In a message to P.E.I. Green party members, leader Peter Bevan-Baker struck a hopeful tone about the future that will follow the coronavirus (COVID-19 strain) pandemic.
Bevan-Baker spoke to close to 70 party members who gathered for the party’s annual general meeting over the weekend, held online through the Zoom app. The party had originally scheduled an in-person gathering in Summerside but instead held a scaled-down online meeting due to the pandemic.
Although the meeting focused largely on an update of the party’s financial and political activities in 2019, Bevan-Baker’s remarks focused on the current pandemic.
“I imagine, like many of you, the thoughts, the feelings that I'm having (are) of being a little bit scared and confused. And I'm not quite sure what kind of a world is going to emerge from this crisis," Bevan-Baker said.
“But I have great faith in the fundamental goodness of people and in our ability collectively to rise to challenges.”
"I see trees awakening. I see birds singing. I see the land thawing. I know that those predictable cycles of life will continue. I believe we're going to emerge from this into a better and a healthier and a more caring world."
Bevan-Baker said he believed it was possible the world would emerge from the coronavirus pandemic having created something better. But he admitted to discomfort from comments from some in the environmental movement who cheer about reductions in pollution due to the crisis.
He urged members of his party to have compassion and to not overlook the "wave of human suffering” resulting from the crisis.

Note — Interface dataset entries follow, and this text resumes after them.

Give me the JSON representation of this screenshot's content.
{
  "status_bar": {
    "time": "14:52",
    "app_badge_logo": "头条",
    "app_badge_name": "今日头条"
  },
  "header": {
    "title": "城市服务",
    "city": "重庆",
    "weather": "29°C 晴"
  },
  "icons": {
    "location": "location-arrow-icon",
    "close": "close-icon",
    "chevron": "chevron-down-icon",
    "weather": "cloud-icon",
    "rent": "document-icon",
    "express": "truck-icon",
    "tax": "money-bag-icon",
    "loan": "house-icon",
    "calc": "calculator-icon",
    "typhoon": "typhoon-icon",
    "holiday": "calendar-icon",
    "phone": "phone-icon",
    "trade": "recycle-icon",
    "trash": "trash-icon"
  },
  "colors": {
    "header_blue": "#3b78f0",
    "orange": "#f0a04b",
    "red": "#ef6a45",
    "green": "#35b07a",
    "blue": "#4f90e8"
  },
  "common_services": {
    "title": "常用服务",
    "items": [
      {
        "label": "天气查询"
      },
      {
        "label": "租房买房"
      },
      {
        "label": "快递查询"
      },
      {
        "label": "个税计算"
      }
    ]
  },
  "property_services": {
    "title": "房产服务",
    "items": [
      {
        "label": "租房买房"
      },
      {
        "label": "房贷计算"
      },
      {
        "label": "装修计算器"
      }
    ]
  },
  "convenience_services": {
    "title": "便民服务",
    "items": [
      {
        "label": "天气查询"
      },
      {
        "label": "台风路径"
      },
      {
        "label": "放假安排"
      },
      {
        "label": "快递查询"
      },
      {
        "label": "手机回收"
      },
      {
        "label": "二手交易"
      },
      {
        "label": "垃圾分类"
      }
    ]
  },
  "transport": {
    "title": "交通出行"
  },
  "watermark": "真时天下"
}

"There will be lots and lots of time for us, after this has all passed, to talk about those things and to wonder how we can improve how we live on this planet,” Bevan-Baker said.
Bevan-Baker grew emotional at the end of his speech after gazing out his kitchen window.
"I see trees awakening. I see birds singing. I see the land thawing. I know that those predictable cycles of life will continue," Bevan-Baker said.
"I believe we're going to emerge from this into a better and a healthier and a more caring world."
Both the Opposition Greens and Liberals have played a role in the provincial response to the pandemic. Bevan-Baker sits on a government committee focused on labour and social supports. Liberal interim leader Sonny Gallant sits on a similar government committee focused on the economy and business supports.
The year 2019 saw the P.E.I. Greens grow from a party with two elected members to its current status as the Official Opposition, with eight elected MLAs.
But the party’s resources are still dwarfed by those of the Liberals and Progressive Conservatives.
The Greens’ expenses during the last provincial election totalled $181,000, while the PCs spent close to $450,000 and the Liberals spent $830,000.
Party secretary treasurer Sue Whitaker said the Greens emerged from 2019 without debt. During the AGMs last fall, the PCs reported they had taken out election-related loans of $325,000 while the Liberals reported $290,000 in election-related loans.
For the 2019 year, Whitaker reported the Greens drew in $185,000 in revenue and had $253,000 in expenses. The revenue total, however, did not include an $87,000 reimbursement the party received from Elections P.E.I. in per-vote subsides.
The year 2019 was also marked by tragedy. During his annual report, Green party president Martin Ruben acknowledged the death of candidate Josh Underhay and his son, Oliver, last April.
The party plans to hold an in-person convention in the fall with a focus on policy resolutions.